GRAFTON, Robert, of Shrewsbury, Salop.

Published in The History of Parliament: the House of Commons 1386-1421, ed. J.S. Roskell, L. Clark, C. Rawcliffe., 1993
Available from Boydell and Brewer

Constituency

Dates

Sept. 1388
Jan. 1390

Family and Education

s. of Richard Grafton of Shrewsbury by his w. Cecily. m. bef. Dec. 1378, Benedicta, 3s.1

Offices Held

Auditor, crown lands, Wales and Chester from 5 Feb. 1378; estates lately belonging to the King’s mother from 12 Dec. 1386.

Tax collector, Shrewsbury Dec. 1380.
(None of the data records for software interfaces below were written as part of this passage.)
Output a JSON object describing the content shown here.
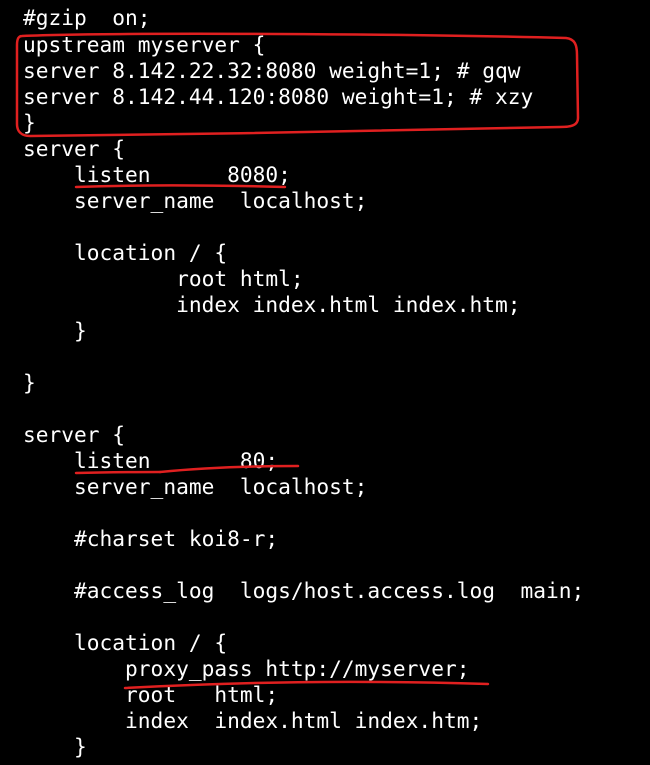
{
  "terminal": {
    "lines": [
      "#gzip  on;",
      "upstream myserver {",
      "server 8.142.22.32:8080 weight=1; # gqw",
      "server 8.142.44.120:8080 weight=1; # xzy",
      "}",
      "server {",
      "    listen      8080;",
      "    server_name  localhost;",
      "",
      "    location / {",
      "            root html;",
      "            index index.html index.htm;",
      "    }",
      "",
      "}",
      "",
      "server {",
      "    listen       80;",
      "    server_name  localhost;",
      "",
      "    #charset koi8-r;",
      "",
      "    #access_log  logs/host.access.log  main;",
      "",
      "    location / {",
      "        proxy_pass http://myserver;",
      "        root   html;",
      "        index  index.html index.htm;",
      "    }"
    ]
  },
  "annotation_color": "#e02020"
}
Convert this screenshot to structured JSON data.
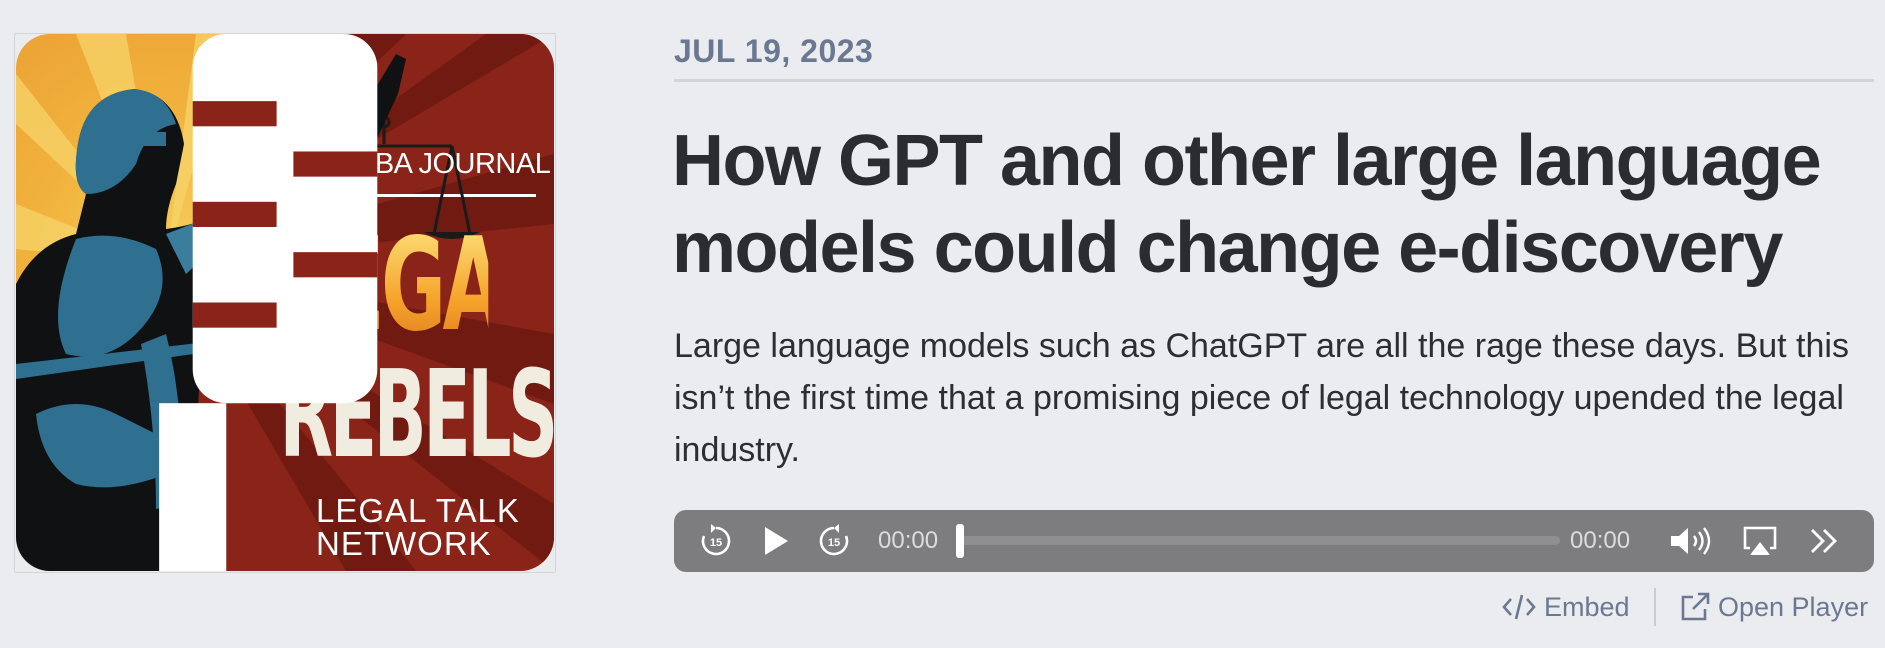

Commr. to settle disorder, Shrewsbury 1384, Salop May 1387.

Bailiff, Shrewsbury Sept. 1390-1, 1401-2; assessor 1395-6, 1398-9.2

Biography

Robert’s forebears took their name from the hamlet of Grafton (six miles from Shrewsbury), where his father still held lands in 1386, but his immediate ancestors had established themselves as burgesses of Shrewsbury at the beginning of the 14th century.3 Early in his career Robert was connected with the administration of the crown lands in Wales, for in 1378 he was named as one of the auditors there, his colleague being Richard Stokes, a baron of the Exchequer. He probably also held office on the Welsh estates of Richard II’s mother, Joan of Kent, for not only was it by her request that, in March 1384, he obtained exemption for life from holding royal office against his will, but, following her death (and two weeks after attending the first session of the Parliament of 1386) he was appointed auditor of the accounts of her receiver in Wales.4

In the meantime Grafton had taken some part in the government of Shrewsbury: in December 1380 he had replaced his father as one of the local collectors of the poll tax; the following March he was commissioned to see to the peaceful administration of the town following riots there, and in July 1384, on payment of an entry fine of £5, he was formally admitted as a burgess. He was frequently called upon to witness local conveyances. Following his second return to Parliament, the borough paid him 36s.7d. towards his expenses; and he shared with his fellow Member, Hugh Wigan, a further re-imbursement of £3 4s. In August 1389 he was elected as one of the council of 12, and about a year later as bailiff. Although he obtained further royal letters of exemption from office, he went on to serve as bailiff for one more term and was twice nominated to the body of assessors.5 On 24 Aug. 1395 Grafton and his wife received a royal grant of ten marks annually for term of Benedicta’s life. He probably died soon after his final bailiffship (1401-2). Although an insertion into the guild merchant roll of 1384 recorded that the MP left no heirs, in fact he was survived by three sons.6

Ref Volumes: 1386-1421

Author: L. S. Woodger

Notes

  • 1. Trans. Salop Arch. Soc. (ser. 3), ii. 283-5; iii. 363-4; Shrewsbury Guildhall, box II 67, f. 41; Shrewsbury Lib. deed 3843.
  • 2. Trans. Salop Arch. Soc. (ser. 1), iii. 240-1; Shrewsbury Guildhall, box II 67, ff. 10-11.
  • 3. Trans. Salop Arch. Soc. (ser. 3), ii. 283-5; iv. 232; CP25(1)195/18/34.
  • 4. CPR, 1381-5, p. 382.
  • 5. Trans. Salop A